Their mother quickly prepared breakfast. She spread the dining cloth on the floor and called all the family member for breakfast. While having breakfast, Mujtaba said, "Yesterday, my classmate Hamid requested me to lend him my calculator for short a while because he wanted to solve sums in the class but I refused. He might have stolen it from my school bag." "And chhoti (their little sister) might have taken my note book," Muskan said. Their mother gestured to them to keep quiet. Their father said, "You are yourselves careless. You do not remember where you put your things and blame others. Begum please tell them that blaming others for little things is not a good habit." Their mother was also fed up of her children's habit.
No sooner had they finished breakfast when they heard a noise outside in the street. Muskan and Mujtaba exclaimed, "Khala Iqbal-e-jurm (Crime Confessor) has come." Hearing this, both mother and father frowned at them. Once again they fell silent. Their father soon left for his office and mother became busy in household chores. Muskan and Mujtaba again began their search operation. "You will wake up chhoti. Now off you go to school or you will be late," Aafia scolded them. Muskan studied in Class V while Mujtaba studied in Class VI.
As their mother went into their room to tidy it up she suddenly saw Muskan's note book under her pillow. She called Muskan and said, "Muskan, what is this?" "Oh mama! I am very sorry. I myself put it under the pillow last night. I was too tired to write any more and I was feeling extremely sleepy so I put it under the pillow and thought that I would take it in the morning. But in the morning I forgot where I had put it." "And you were blaming poor chhoti a few minutes ago." "I am really very sorry, mama," Muskan said feeling ashamed. "And my prince, your calculator must be somewhere in the house too.
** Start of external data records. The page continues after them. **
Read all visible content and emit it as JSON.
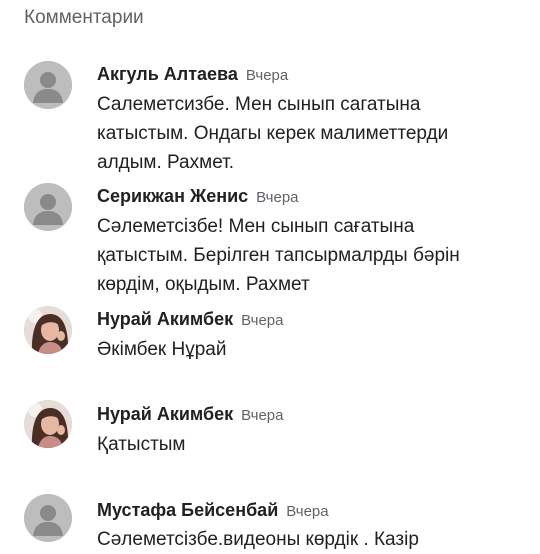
{
  "header": {
    "title": "Комментарии"
  },
  "comments": [
    {
      "avatar": "default-user-icon",
      "author": "Акгуль Алтаева",
      "time": "Вчера",
      "text": "Салеметсизбе. Мен сынып сагатына\nкатыстым. Ондагы керек малиметтерди\nалдым. Рахмет."
    },
    {
      "avatar": "default-user-icon",
      "author": "Серикжан Женис",
      "time": "Вчера",
      "text": "Сәлеметсізбе! Мен сынып сағатына\nқатыстым. Берілген тапсырмалрды бәрін\nкөрдім, оқыдым. Рахмет"
    },
    {
      "avatar": "user-photo",
      "author": "Нурай Акимбек",
      "time": "Вчера",
      "text": "Әкімбек Нұрай"
    },
    {
      "avatar": "user-photo",
      "author": "Нурай Акимбек",
      "time": "Вчера",
      "text": "Қатыстым"
    },
    {
      "avatar": "default-user-icon",
      "author": "Мустафа Бейсенбай",
      "time": "Вчера",
      "text": "Сәлеметсізбе.видеоны көрдік . Казір"
    }
  ]
}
You have just forgotten where you kept it. You always accuse others immediately when something disappears." "Oh yes mama! Now, I remember that last night, after solving the sums, I put it in the drawer of father's table." "How careless you are! Your father has told you so many times not to put your things in our room but you never listen." Meanwhile, the noise came from the street again. "Khala Iqbal-e-jurm, Khala Iqbal-e-jurm," children were chanting outside. Mujtaba said, "Mother, the mad Auntie Crime Confessor has come." His, mother stared at him. Then he said, "Mama, I mean Khala Parveen has come. Mama, how long has she been like this? Has no one ever taken her to a doctor? She always says, ‘Iqbal come back. I shall never accuse anyone ever again. Why was Iqbal punished for my crime? I confess my crime.’ The street children call her Khala Iqbal-e-jurm whenever they see her. Why do they do so?" Their mother sighed deeply and said, "Just now you are getting late for school. I shall tell you Parveen's story at night." As they were fond of stories, as all children are, they were pleased to hear this and went to school happily.
(to be continued).